- _Description of the task_
Report only the number of lines in the following entries where the word "Arista" occurs.

Dataset rows describing interfaces:
*** Block opens ***
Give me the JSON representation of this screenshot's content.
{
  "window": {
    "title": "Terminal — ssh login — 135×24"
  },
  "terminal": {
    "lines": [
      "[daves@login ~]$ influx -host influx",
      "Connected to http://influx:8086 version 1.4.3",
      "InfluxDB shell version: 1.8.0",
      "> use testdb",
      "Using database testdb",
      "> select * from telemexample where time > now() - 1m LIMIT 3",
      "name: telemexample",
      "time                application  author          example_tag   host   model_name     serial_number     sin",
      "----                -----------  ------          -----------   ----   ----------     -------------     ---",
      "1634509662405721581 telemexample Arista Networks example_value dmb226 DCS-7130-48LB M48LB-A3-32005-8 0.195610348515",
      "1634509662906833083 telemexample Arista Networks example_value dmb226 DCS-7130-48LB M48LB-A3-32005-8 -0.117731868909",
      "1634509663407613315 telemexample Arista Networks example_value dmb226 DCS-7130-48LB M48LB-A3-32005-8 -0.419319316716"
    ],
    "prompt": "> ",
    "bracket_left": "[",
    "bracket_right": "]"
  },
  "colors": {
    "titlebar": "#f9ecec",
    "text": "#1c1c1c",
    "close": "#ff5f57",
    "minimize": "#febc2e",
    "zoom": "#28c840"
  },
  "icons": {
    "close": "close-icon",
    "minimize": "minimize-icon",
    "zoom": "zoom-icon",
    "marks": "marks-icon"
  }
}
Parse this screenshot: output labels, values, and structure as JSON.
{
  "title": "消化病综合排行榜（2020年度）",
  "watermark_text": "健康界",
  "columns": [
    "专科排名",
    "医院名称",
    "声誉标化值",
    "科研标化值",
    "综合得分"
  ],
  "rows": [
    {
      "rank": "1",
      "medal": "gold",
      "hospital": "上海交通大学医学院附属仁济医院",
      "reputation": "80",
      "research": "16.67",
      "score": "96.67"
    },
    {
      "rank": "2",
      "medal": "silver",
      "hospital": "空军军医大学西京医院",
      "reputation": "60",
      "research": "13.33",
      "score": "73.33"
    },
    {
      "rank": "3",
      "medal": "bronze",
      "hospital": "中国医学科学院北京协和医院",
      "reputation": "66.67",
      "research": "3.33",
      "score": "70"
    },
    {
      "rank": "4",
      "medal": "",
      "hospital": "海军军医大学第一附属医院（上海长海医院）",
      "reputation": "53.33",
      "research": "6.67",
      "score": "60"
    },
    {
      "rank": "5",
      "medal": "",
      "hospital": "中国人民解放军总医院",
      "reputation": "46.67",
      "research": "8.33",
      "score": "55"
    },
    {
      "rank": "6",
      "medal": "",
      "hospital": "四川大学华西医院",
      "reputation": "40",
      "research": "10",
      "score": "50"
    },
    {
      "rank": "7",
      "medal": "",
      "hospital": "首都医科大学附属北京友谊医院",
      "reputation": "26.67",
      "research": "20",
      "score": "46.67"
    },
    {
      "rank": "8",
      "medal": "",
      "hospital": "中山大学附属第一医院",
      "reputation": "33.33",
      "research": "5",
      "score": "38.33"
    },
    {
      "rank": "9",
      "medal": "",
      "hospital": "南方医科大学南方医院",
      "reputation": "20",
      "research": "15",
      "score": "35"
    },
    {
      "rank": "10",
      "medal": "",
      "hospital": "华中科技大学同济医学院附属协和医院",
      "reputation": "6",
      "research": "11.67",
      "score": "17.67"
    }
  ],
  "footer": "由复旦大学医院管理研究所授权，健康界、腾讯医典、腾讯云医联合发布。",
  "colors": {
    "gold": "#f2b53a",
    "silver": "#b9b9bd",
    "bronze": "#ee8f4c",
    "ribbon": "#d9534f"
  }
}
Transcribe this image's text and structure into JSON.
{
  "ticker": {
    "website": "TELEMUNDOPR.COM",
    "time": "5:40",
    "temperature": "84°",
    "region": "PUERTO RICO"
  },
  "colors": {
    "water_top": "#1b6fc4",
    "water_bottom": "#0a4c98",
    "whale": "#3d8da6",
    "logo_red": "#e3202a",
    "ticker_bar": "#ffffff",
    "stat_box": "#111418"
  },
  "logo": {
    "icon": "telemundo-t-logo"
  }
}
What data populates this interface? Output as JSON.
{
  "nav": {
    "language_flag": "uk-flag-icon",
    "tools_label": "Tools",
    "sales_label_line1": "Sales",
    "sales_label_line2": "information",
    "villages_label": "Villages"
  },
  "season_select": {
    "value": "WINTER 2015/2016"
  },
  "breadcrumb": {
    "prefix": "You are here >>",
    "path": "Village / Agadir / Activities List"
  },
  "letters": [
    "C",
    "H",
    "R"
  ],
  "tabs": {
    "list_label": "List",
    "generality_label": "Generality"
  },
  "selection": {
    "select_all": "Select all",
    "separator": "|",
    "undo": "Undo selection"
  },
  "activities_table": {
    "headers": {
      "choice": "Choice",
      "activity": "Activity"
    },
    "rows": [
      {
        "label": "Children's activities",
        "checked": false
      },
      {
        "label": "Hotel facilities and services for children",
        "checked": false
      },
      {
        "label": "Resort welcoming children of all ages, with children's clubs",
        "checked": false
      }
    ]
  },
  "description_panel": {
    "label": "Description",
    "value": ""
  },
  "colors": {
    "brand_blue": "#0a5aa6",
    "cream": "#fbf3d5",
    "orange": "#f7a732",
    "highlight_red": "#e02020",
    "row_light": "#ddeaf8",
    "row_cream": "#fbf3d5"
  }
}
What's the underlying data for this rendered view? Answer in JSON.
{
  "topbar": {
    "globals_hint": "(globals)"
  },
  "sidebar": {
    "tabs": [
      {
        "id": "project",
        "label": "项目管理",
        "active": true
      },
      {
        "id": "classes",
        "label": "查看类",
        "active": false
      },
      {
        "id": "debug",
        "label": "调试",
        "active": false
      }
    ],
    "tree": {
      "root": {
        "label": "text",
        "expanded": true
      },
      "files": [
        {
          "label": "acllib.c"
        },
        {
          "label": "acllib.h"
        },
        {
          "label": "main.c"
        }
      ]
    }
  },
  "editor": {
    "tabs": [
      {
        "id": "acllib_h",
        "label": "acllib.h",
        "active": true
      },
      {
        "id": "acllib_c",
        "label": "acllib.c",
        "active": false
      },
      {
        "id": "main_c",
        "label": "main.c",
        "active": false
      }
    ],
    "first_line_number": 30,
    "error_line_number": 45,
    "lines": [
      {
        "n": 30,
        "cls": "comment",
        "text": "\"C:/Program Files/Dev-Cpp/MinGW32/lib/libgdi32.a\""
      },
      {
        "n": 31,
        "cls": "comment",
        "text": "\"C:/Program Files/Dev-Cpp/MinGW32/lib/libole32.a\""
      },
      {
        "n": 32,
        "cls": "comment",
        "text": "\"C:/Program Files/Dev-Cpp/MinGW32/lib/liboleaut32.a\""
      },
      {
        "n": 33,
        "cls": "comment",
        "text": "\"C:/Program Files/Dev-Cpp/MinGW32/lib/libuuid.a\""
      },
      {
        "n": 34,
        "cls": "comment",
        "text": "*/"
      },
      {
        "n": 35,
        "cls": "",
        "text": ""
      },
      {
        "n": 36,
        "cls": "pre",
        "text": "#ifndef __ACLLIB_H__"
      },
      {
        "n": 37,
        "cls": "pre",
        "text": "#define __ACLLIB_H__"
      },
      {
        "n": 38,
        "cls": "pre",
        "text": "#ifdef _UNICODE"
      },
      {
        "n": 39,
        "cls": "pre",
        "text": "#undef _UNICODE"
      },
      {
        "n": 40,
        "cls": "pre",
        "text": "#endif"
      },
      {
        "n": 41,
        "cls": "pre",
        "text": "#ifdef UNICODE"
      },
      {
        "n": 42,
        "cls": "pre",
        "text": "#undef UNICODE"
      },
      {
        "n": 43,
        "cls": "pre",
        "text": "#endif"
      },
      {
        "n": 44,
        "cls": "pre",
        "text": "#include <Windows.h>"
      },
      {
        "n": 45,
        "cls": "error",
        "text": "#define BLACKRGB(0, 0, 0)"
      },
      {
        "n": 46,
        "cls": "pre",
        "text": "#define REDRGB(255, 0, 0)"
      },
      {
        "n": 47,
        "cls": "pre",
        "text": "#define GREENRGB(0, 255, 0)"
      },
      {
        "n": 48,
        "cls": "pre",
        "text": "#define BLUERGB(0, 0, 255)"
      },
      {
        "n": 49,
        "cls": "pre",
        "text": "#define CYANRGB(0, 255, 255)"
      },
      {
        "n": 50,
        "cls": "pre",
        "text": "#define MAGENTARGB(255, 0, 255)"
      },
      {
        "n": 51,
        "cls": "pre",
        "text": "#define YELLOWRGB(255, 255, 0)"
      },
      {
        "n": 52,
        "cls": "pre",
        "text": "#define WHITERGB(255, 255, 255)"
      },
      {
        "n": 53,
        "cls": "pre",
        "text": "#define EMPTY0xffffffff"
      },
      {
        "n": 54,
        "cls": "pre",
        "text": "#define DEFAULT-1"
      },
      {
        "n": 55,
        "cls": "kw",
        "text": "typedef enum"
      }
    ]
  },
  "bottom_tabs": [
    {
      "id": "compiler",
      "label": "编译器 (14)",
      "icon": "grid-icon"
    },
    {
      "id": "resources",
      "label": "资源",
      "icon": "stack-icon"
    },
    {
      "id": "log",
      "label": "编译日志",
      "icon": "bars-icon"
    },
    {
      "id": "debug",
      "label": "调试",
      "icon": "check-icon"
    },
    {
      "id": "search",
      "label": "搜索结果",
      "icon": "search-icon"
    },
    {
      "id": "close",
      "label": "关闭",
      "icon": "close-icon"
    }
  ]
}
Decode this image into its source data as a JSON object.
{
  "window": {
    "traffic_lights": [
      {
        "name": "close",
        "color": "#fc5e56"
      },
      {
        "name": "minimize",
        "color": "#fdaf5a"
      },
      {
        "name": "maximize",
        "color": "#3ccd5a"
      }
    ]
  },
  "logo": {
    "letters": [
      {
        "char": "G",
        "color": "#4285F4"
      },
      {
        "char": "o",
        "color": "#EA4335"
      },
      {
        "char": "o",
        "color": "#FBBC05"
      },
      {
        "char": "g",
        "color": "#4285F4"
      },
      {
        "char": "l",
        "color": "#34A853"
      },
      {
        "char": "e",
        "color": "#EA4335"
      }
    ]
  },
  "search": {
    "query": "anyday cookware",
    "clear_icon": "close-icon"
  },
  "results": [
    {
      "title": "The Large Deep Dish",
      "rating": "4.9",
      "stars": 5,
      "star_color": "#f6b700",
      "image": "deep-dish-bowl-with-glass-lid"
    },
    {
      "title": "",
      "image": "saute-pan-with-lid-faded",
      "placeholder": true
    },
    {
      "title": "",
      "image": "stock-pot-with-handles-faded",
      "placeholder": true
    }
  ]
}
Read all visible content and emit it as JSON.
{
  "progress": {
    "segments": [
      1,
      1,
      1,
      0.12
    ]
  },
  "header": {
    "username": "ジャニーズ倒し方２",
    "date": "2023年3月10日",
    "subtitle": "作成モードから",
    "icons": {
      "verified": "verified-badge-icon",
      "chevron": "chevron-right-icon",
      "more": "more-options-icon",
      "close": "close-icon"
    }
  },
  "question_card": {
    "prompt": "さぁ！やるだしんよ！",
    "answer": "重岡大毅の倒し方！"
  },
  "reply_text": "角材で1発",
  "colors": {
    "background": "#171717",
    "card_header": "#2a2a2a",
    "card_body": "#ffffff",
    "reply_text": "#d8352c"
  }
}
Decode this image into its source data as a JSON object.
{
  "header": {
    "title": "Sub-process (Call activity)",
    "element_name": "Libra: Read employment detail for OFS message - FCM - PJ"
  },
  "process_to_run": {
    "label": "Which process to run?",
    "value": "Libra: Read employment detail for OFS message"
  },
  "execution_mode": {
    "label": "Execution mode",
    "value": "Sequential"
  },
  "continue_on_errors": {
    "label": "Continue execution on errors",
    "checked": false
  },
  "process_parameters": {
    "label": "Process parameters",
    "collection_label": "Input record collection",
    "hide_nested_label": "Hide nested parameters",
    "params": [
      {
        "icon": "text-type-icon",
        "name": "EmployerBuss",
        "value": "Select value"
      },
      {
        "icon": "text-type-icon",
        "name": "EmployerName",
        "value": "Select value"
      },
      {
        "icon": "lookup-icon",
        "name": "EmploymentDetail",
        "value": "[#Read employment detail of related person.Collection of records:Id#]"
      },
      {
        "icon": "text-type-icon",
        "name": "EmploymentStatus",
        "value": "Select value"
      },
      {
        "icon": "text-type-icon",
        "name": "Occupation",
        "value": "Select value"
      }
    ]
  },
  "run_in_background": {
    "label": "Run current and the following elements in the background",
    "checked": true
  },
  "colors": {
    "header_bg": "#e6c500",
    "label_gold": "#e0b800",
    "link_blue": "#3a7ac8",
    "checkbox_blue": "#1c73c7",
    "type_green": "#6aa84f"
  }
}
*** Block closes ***
- _Finished task_
3